- Call the alphabet letter. As she grows older, you can start teaching her that each image is associated with an alphabet letter. This way she’ll start to understand that “albero” (tree) starts with A and so on. Another fun game is to call the letter and she’ll have to say the name associated to that letter. You can also use all the variations of the previous games and extend the game to words that are not included in the cards but that you know she already knows. For example you can call the letter M, and she can say “mano” (hand) and then point her finger on the right picture. Then you can ask “what other words start with M?” and if she doesn’t say “mama” you can either cry or take her off your last will. Your choice 😉 (jk obviously!!)
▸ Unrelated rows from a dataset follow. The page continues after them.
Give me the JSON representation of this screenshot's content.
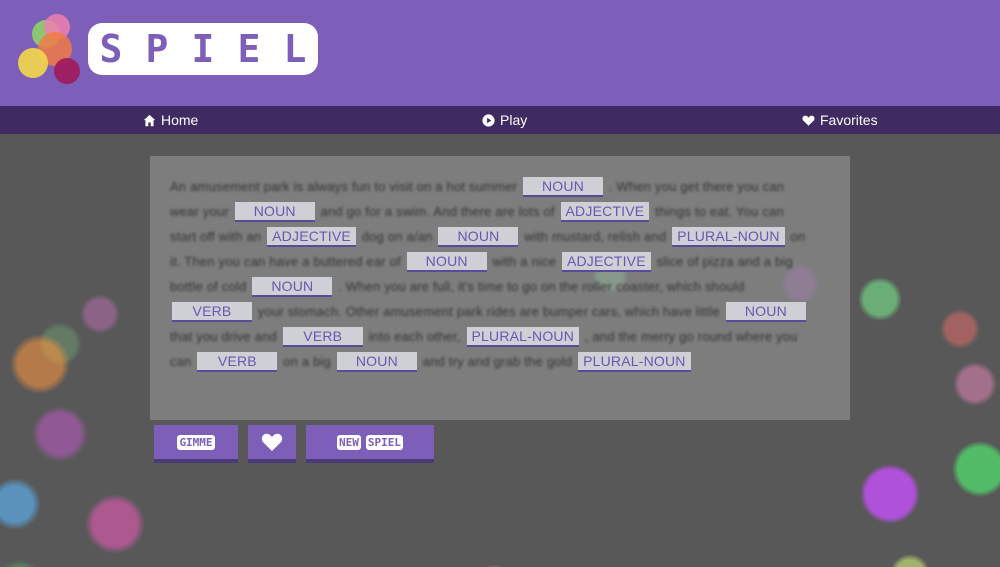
{
  "app": {
    "logo_text": "SPIEL",
    "logo_letters": [
      "S",
      "P",
      "I",
      "E",
      "L"
    ]
  },
  "nav": {
    "items": [
      {
        "label": "Home",
        "icon": "home-icon"
      },
      {
        "label": "Play",
        "icon": "play-icon"
      },
      {
        "label": "Favorites",
        "icon": "heart-icon"
      }
    ]
  },
  "story": {
    "segments": [
      {
        "text": "An amusement park is always fun to visit on a hot summer"
      },
      {
        "blank": "NOUN"
      },
      {
        "text": ". When you get there you can wear your"
      },
      {
        "blank": "NOUN"
      },
      {
        "text": "and go for a swim. And there are lots of"
      },
      {
        "blank": "ADJECTIVE"
      },
      {
        "text": "things to eat. You can start off with an"
      },
      {
        "blank": "ADJECTIVE"
      },
      {
        "text": "dog on a/an"
      },
      {
        "blank": "NOUN"
      },
      {
        "text": "with mustard, relish and"
      },
      {
        "blank": "PLURAL-NOUN"
      },
      {
        "text": "on it. Then you can have a buttered ear of"
      },
      {
        "blank": "NOUN"
      },
      {
        "text": "with a nice"
      },
      {
        "blank": "ADJECTIVE"
      },
      {
        "text": "slice of pizza and a big bottle of cold"
      },
      {
        "blank": "NOUN"
      },
      {
        "text": ". When you are full, it's time to go on the roller coaster, which should"
      },
      {
        "blank": "VERB"
      },
      {
        "text": "your stomach. Other amusement park rides are bumper cars, which have little"
      },
      {
        "blank": "NOUN"
      },
      {
        "text": "that you drive and"
      },
      {
        "blank": "VERB"
      },
      {
        "text": "into each other,"
      },
      {
        "blank": "PLURAL-NOUN"
      },
      {
        "text": ", and the merry go round where you can"
      },
      {
        "blank": "VERB"
      },
      {
        "text": "on a big"
      },
      {
        "blank": "NOUN"
      },
      {
        "text": "and try and grab the gold"
      },
      {
        "blank": "PLURAL-NOUN"
      }
    ]
  },
  "actions": {
    "gimme_label": "GIMME",
    "favorite_icon": "heart-icon",
    "new_spiel_label": "NEW SPIEL"
  },
  "colors": {
    "brand_purple": "#7d5fba",
    "nav_dark": "#3f2a62",
    "blank_text": "#6a56b0"
  }
}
- Write the name. This is clearly for grown up kids who are starting to learn how to write (hopefully not on your just painted walls). The third file option is a “Complete the alphabet” version where there’s only the initial letter and she’ll have to write the rest of the word associated with the image. Remember to show her first how to write it correctly and to correct her mistakes, but always with positive reinforcements for each attempt. The laminate option comes very handy here, since you can write and erase with a marker as many times as you want.
In time you can create countless variations, such as the “speed factor” for instance. This way you’ll add more fun and challenge. For example she’ll have to find the card or say the name before you count to 5, or before her brother or friend does. Some healthy competition that will add lots of fun.
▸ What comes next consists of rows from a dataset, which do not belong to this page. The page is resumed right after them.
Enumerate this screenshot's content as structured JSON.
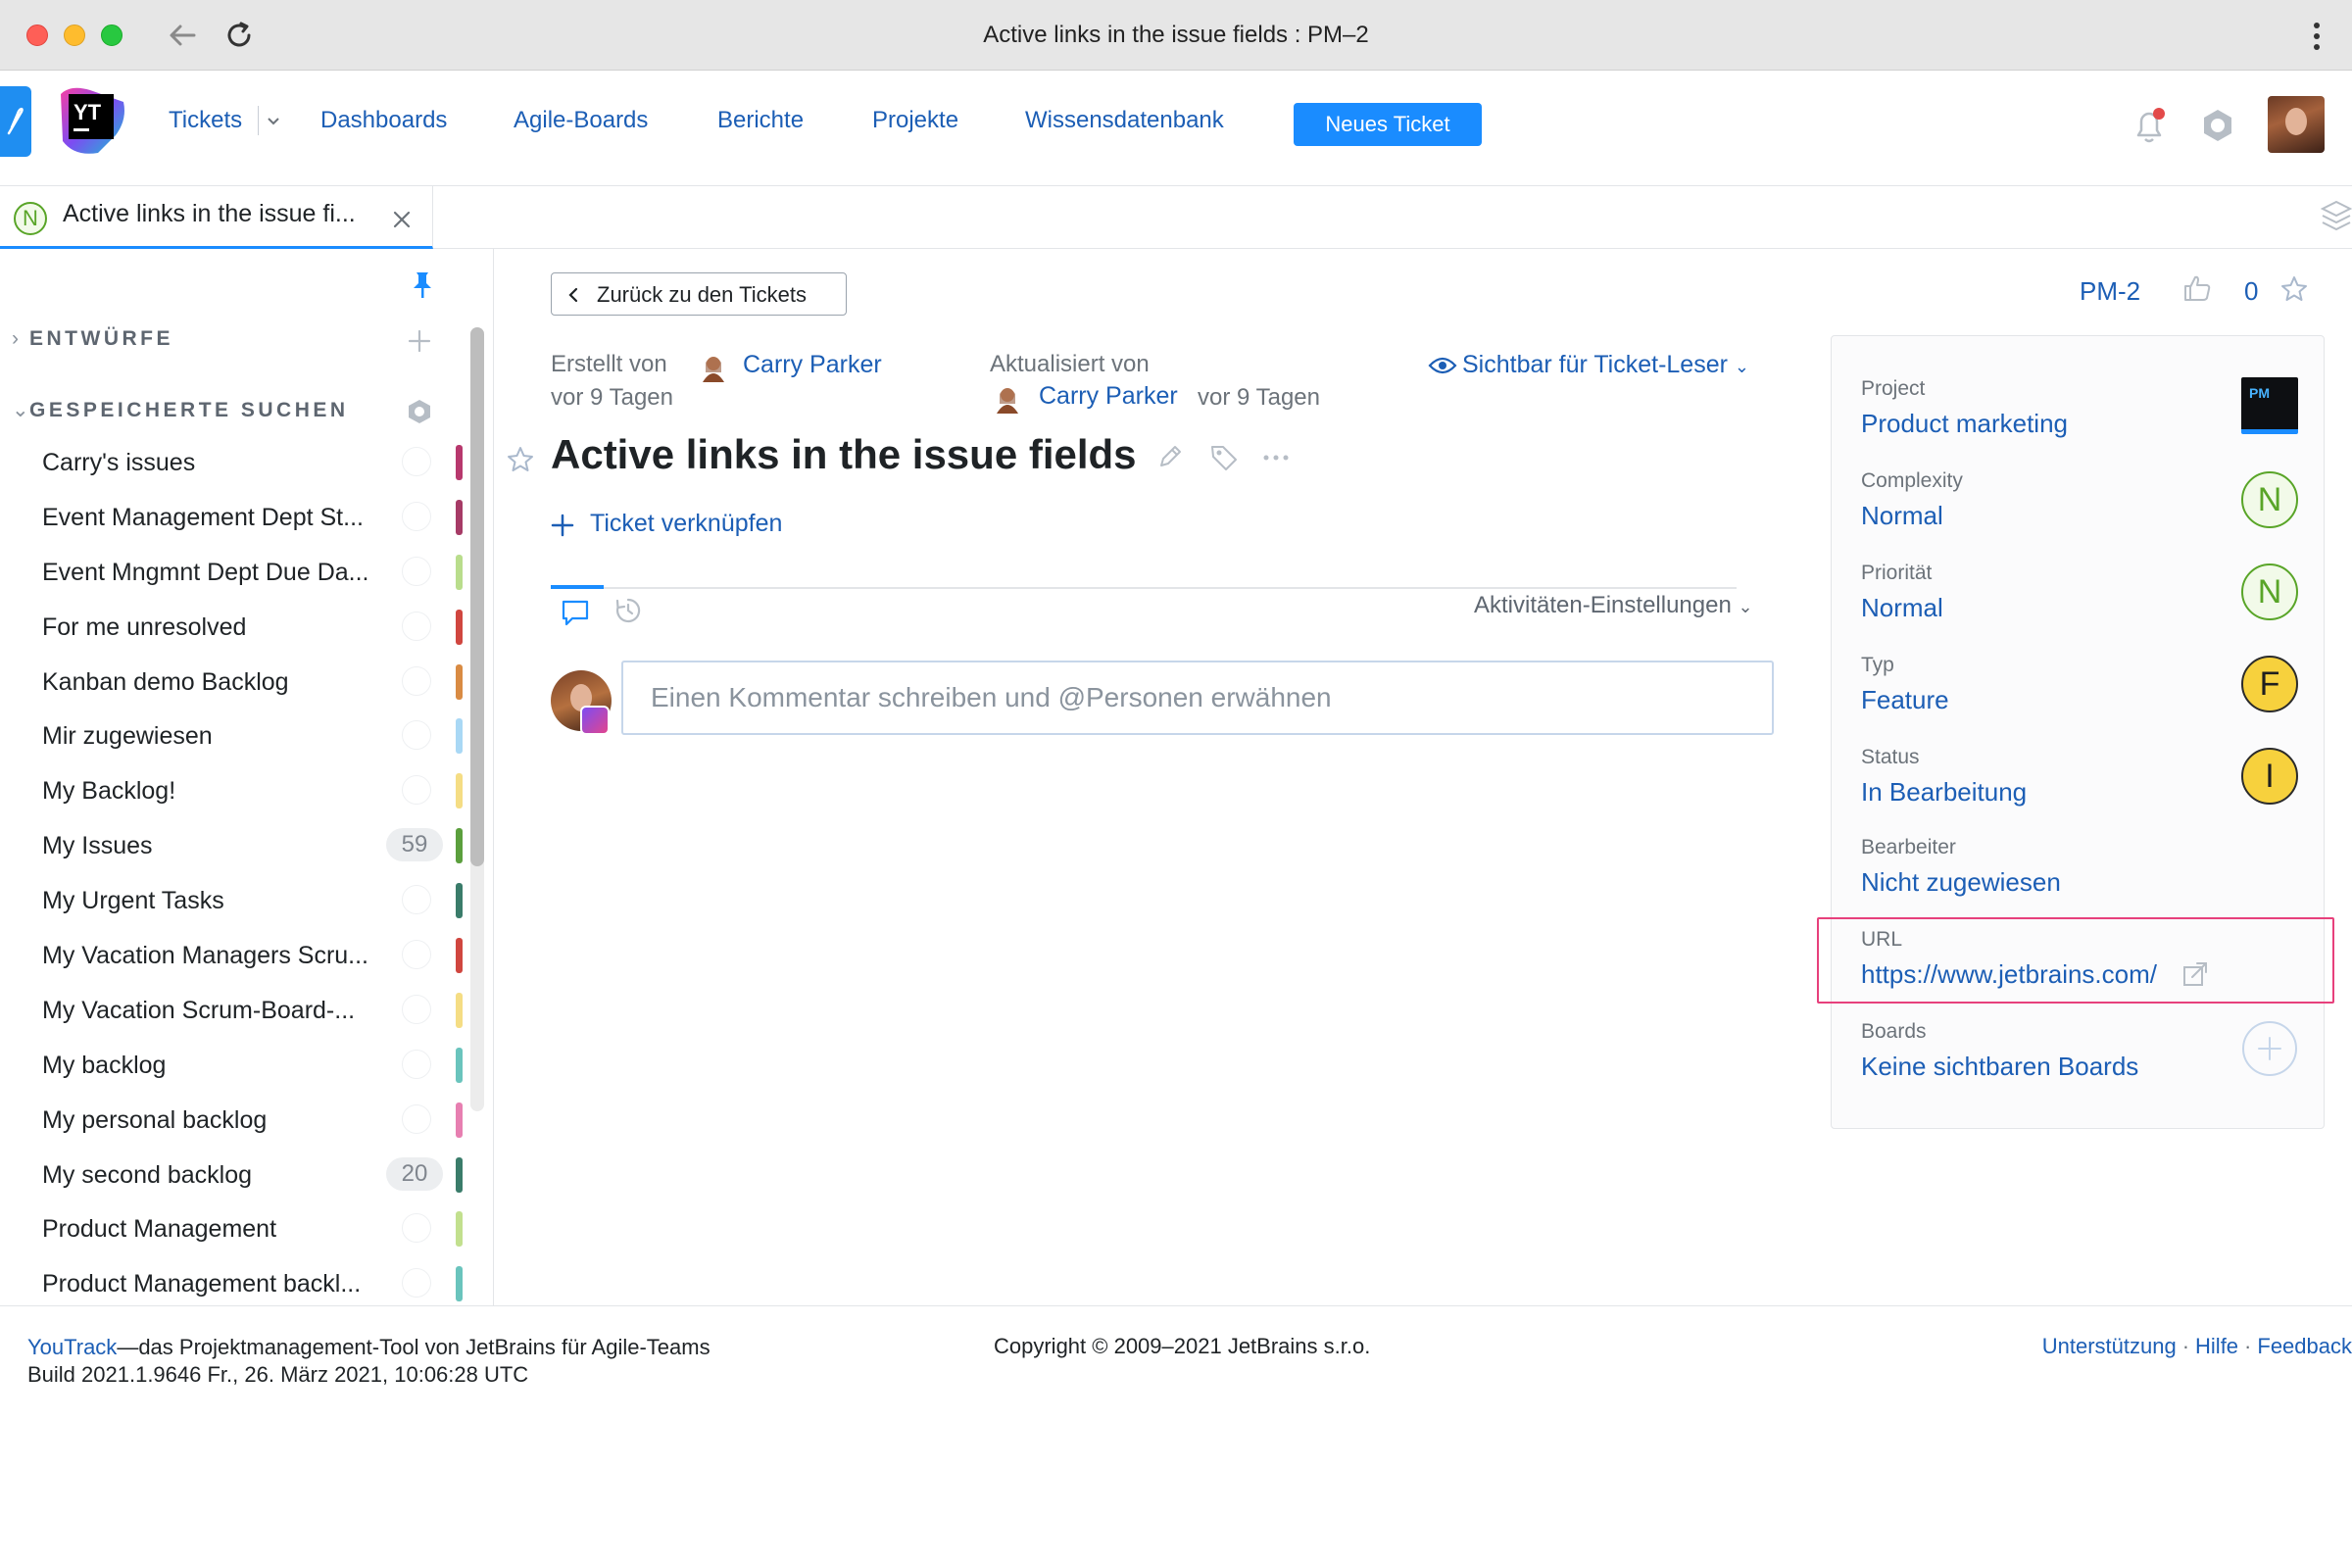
{
  "window": {
    "title": "Active links in the issue fields : PM–2"
  },
  "header": {
    "nav": [
      {
        "label": "Tickets"
      },
      {
        "label": "Dashboards"
      },
      {
        "label": "Agile-Boards"
      },
      {
        "label": "Berichte"
      },
      {
        "label": "Projekte"
      },
      {
        "label": "Wissensdatenbank"
      }
    ],
    "new_ticket_label": "Neues Ticket",
    "logo_text": "YT",
    "accent_color": "#1a8cff",
    "link_color": "#1c5eb5"
  },
  "tab": {
    "badge": "N",
    "title": "Active links in the issue fi..."
  },
  "sidebar": {
    "drafts_heading": "ENTWÜRFE",
    "saved_heading": "GESPEICHERTE SUCHEN",
    "saved_searches": [
      {
        "label": "Carry's issues",
        "count": "",
        "color": "#b7386d"
      },
      {
        "label": "Event Management Dept St...",
        "count": "",
        "color": "#a63b66"
      },
      {
        "label": "Event Mngmnt Dept Due Da...",
        "count": "",
        "color": "#b9dd8c"
      },
      {
        "label": "For me unresolved",
        "count": "",
        "color": "#d0463f"
      },
      {
        "label": "Kanban demo Backlog",
        "count": "",
        "color": "#d98b43"
      },
      {
        "label": "Mir zugewiesen",
        "count": "",
        "color": "#a9d8f5"
      },
      {
        "label": "My Backlog!",
        "count": "",
        "color": "#f5dd84"
      },
      {
        "label": "My Issues",
        "count": "59",
        "color": "#5b9f3d"
      },
      {
        "label": "My Urgent Tasks",
        "count": "",
        "color": "#3a7c6a"
      },
      {
        "label": "My Vacation Managers Scru...",
        "count": "",
        "color": "#d0463f"
      },
      {
        "label": "My Vacation Scrum-Board-...",
        "count": "",
        "color": "#f5dd84"
      },
      {
        "label": "My backlog",
        "count": "",
        "color": "#6ac4bd"
      },
      {
        "label": "My personal backlog",
        "count": "",
        "color": "#e77fb1"
      },
      {
        "label": "My second backlog",
        "count": "20",
        "color": "#3a7c6a"
      },
      {
        "label": "Product Management",
        "count": "",
        "color": "#c2e08e"
      },
      {
        "label": "Product Management backl...",
        "count": "",
        "color": "#6ac4bd"
      }
    ]
  },
  "issue": {
    "back_label": "Zurück zu den Tickets",
    "created_label": "Erstellt von",
    "created_by": "Carry Parker",
    "created_ago": "vor 9 Tagen",
    "updated_label": "Aktualisiert von",
    "updated_by": "Carry Parker",
    "updated_ago": "vor 9 Tagen",
    "visibility": "Sichtbar für Ticket-Leser",
    "title": "Active links in the issue fields",
    "link_ticket": "Ticket verknüpfen",
    "activity_settings": "Aktivitäten-Einstellungen",
    "comment_placeholder": "Einen Kommentar schreiben und @Personen erwähnen",
    "id": "PM-2",
    "votes": "0"
  },
  "fields": [
    {
      "label": "Project",
      "value": "Product marketing",
      "badge": "PM"
    },
    {
      "label": "Complexity",
      "value": "Normal",
      "badge": "N"
    },
    {
      "label": "Priorität",
      "value": "Normal",
      "badge": "N"
    },
    {
      "label": "Typ",
      "value": "Feature",
      "badge": "F"
    },
    {
      "label": "Status",
      "value": "In Bearbeitung",
      "badge": "I"
    },
    {
      "label": "Bearbeiter",
      "value": "Nicht zugewiesen",
      "badge": ""
    },
    {
      "label": "URL",
      "value": "https://www.jetbrains.com/",
      "badge": ""
    },
    {
      "label": "Boards",
      "value": "Keine sichtbaren Boards",
      "badge": ""
    }
  ],
  "footer": {
    "product_link": "YouTrack",
    "tagline": "—das Projektmanagement-Tool von JetBrains für Agile-Teams",
    "build": "Build 2021.1.9646 Fr., 26. März 2021, 10:06:28 UTC",
    "copyright": "Copyright © 2009–2021 JetBrains s.r.o.",
    "links": [
      "Unterstützung",
      "Hilfe",
      "Feedback"
    ]
  }
}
These Italian learning games seem too simple to be effective, right?
But I promise you, once you’ll start playing you’ll see what amazing response you’ll get from your child.
Besides, you can use the same logic with every language.
Final consideration and notes
In order to take complete advantage of these Italian learning games or any language game, it’s necessary to keep in mind a couple of things:
- Always remember that you’re playing, which means that fun must be the foundation. It must not sound or look as a boring lesson. Instead, it needs to incentive their natural curiosity. If you want to establish a routine (let’s say 30 minutes a day or 1 hour a week, etc), I’m a huge fan of it, but it needs to be done in a way where they’ll anticipate the moment with joy. If they perceive it as “the boring Italian lesson”, there’s something wrong.
- Besides, she’ll most definitely come and ask you in first place. No need to force it at all. This is why I also suggest to use them as table-mats, so that she’ll see it every day and will be naturally attracted by the colorful images. When she’ll start pointing at the picture looking at you with a question-mark-face, you’ll know she’s ready for the games.
- If a specific game seems too frustrating, make it simpler. If it’s boring make it fun adding some challenge or funny faces/sounds. Ultimately, observe her reactions and free your imagination.
- Even if she makes a lot of mistakes, always reward the attempts and encourage her to try again maybe giving some clues. Also remember after every mistake to show her the right answer.
Believe me, it’s incredible how such a simple tool can be used in so many different way!!
That’s why I decided to share them with you and I’ll keep creating more and make them available for you. But not after trying them out with my little guinea pig first 😉
Let me know what kind of cards you’d like and I’ll make them in a heartbeat.
Download FOR FREE the Italian Flashcards filling out the form below
And have lots of fun!!!! 🙂
P.S.= if you liked this article, don’t forget to share it! 😉